Extrapolating a cliche till it makes sense to me.
After a fun full-on day at the GEA social organised by the hot-pant wearing eco-heroine that is Emma Greenwood, I took refuge with Tracey Mathias Potter an Arvon friend in Camden. In her calm and choral-music-filled kitchen, we discussed children. We both have had three in a row.
Inevitably, we got round to a shared truism – of books as our new babies. I’m going to develop that theme, courtesy of our discussion.
We all have story conceptions that come to nothing. A quick spurt of an idea but no gametes fuse. Some tales get further. We miscarry, abort – sometimes an almost full text ends in stillbirth. In an echo of the maternal reality, I doubt many are lost and not regretted. Perhaps that’s why some writers resist talking about their work until the first draft is done: like naming a baby in some cultures, it may bring ill luck.

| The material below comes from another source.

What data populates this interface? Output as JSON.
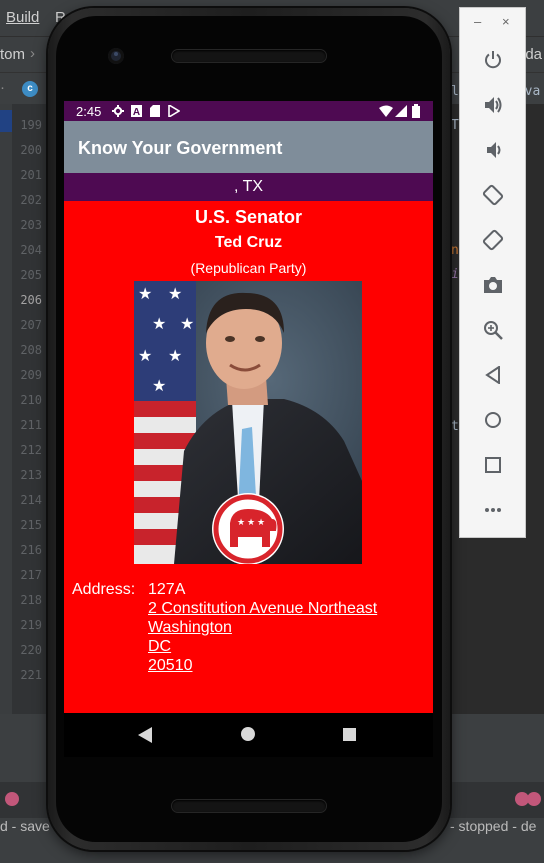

So it’s not surprising that we celebrate our achievement when we put down the least full stop. Balloons and chocolates, flowers and partying are entirely reasonable for what may have been a similar nine months or so of gestation.
But just like a flesh-and-blood baby, the hard work comes after her first emergence in the world. Walking, talking, the potty-training of punctuation – we do our best to make them relate to the outside world. Finding out who they really are. Each one has a different personality – parents and writers both experience that shock of recognition.
Then there’s the School of Editing. Handing over your darling to a professional or a group of critique pals to develop their particular strengths. Now that’s an important relationship we fret about – will they see what’s at her heart? Will she even get in?
Home Ed is possible – but with it comes the difficulty of being objective. Of course, your child is completely lovely, just as she is. Won’t she get hurt out there?
And what of the Agent, that marriage broker?
The analogy got in a bit of a muddle there – but the point is, we do our best on our own or with help, to bring our stories to maturity. When they are ready to go out in the world with their readership, we have to step back. We can never forget them, but what others think, how they get along together is not our problem – just like our grown-up children.
After all, we have others to tend to. Well, that’s my theory, anyway. My printed offspring are still in the Nursery.
What do you think?